When I was growing up, we ate fish. Lots of it. It’s an essential part of the Mediterranean diet and as such, fish made a more frequent appearance on our dinner table than either beef or pork. The Irishman did not have the same experience in his youth so he did not share my over the top enthusiasm when I found these little guys at the organic market yesterday. In fact, he promptly fled the kitchen when I announced that it was time to fry them up.
They’re smelts! I haven’t seen these stateside in a local market in years. Better yet, they were only $5.99 a pound and I only needed about 1/2 of that amount. What luck! This was one of my favorite dishes as a kid. Since the fish are so small, you can just fry them whole and munch away. They’re crispy and flavorful without having that fishy taste common to silver fish. I know that it sounds somewhat bizarre to people who aren’t used to seeing fish served whole, but in Greece, this is the way to go.
First, salt your smelts and let them sit for 15 minutes. I have no idea why we do this, but my mother said to and that’s a good enough reason for me. Then, drop a handful of them in a ziploc bag containing about a 1/2 cup of flour. Shake it up well so that they’re coated nicely.
In a deep pan, heat about a 1/2 inch of vegetable oil. When the surface starts to ripple, it’s hot enough. Shake the excess flour off of the smelts and drop them in one at a time.
After about three minutes turn them over. Look at that lovely golden color.
Let them cook for an additional 3 minutes and then transfer them to a plate lined with paper towels so that the excess oil will drain.
Add in the next batch and continue the process until you’re all done. After they’ve drained for a couple of minutes, slide them to a plate and liberally squeeze lemon juice on top.
I usually serve them with an additional lemon wedge as a garnish in case someone wants another squeeze or two.

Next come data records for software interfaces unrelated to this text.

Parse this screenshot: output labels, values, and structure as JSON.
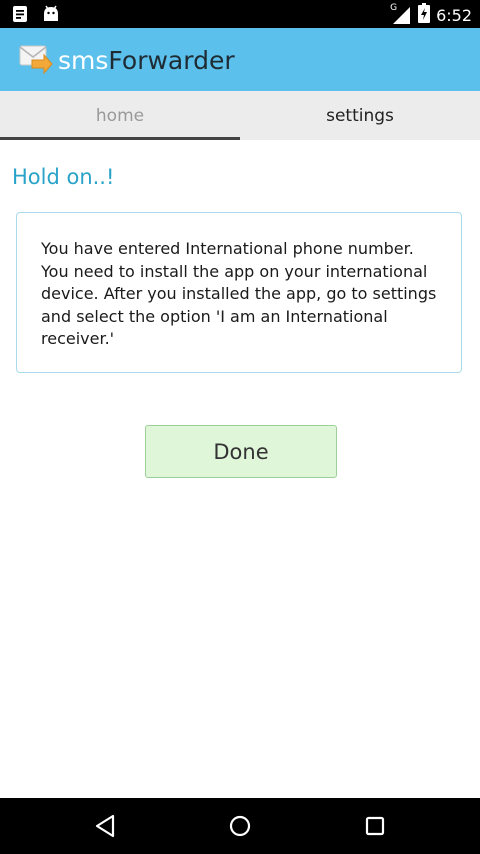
{
  "status_bar": {
    "time": "6:52",
    "network_label": "G",
    "icons": [
      "notification-doc-icon",
      "android-icon",
      "signal-icon",
      "battery-icon"
    ]
  },
  "app_bar": {
    "title_brand": "sms",
    "title_rest": "Forwarder",
    "logo_icon": "envelope-arrow-icon",
    "color": "#5bc0eb"
  },
  "tabs": [
    {
      "label": "home",
      "selected": true
    },
    {
      "label": "settings",
      "selected": false
    }
  ],
  "content": {
    "heading": "Hold on..!",
    "message": "You have entered International phone number. You need to install the app on your international device. After you installed the app, go to settings and select the option 'I am an International receiver.'",
    "done_label": "Done"
  },
  "nav_bar": {
    "icons": [
      "back-icon",
      "home-icon",
      "recents-icon"
    ]
  }
}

I just love these little guys. Of course, the Irishman won’t get within 5 feet of them because they look like fish. Not surprisingly, his mother has a similar aversion. She won’t eat shrimp if they still have the heads on them because then she knows exactly what she’s eating. With this “apple doesn’t fall far from the tree” thought in mind, I let Parker help me out in the kitchen so that he’s not averse to anything. Similarly, I casually offer him everything that I eat because you never know what kids will like. The official Parker verdict of these delightful little smelts? “The fishes are delicious.” Mommy thinks so too Parker.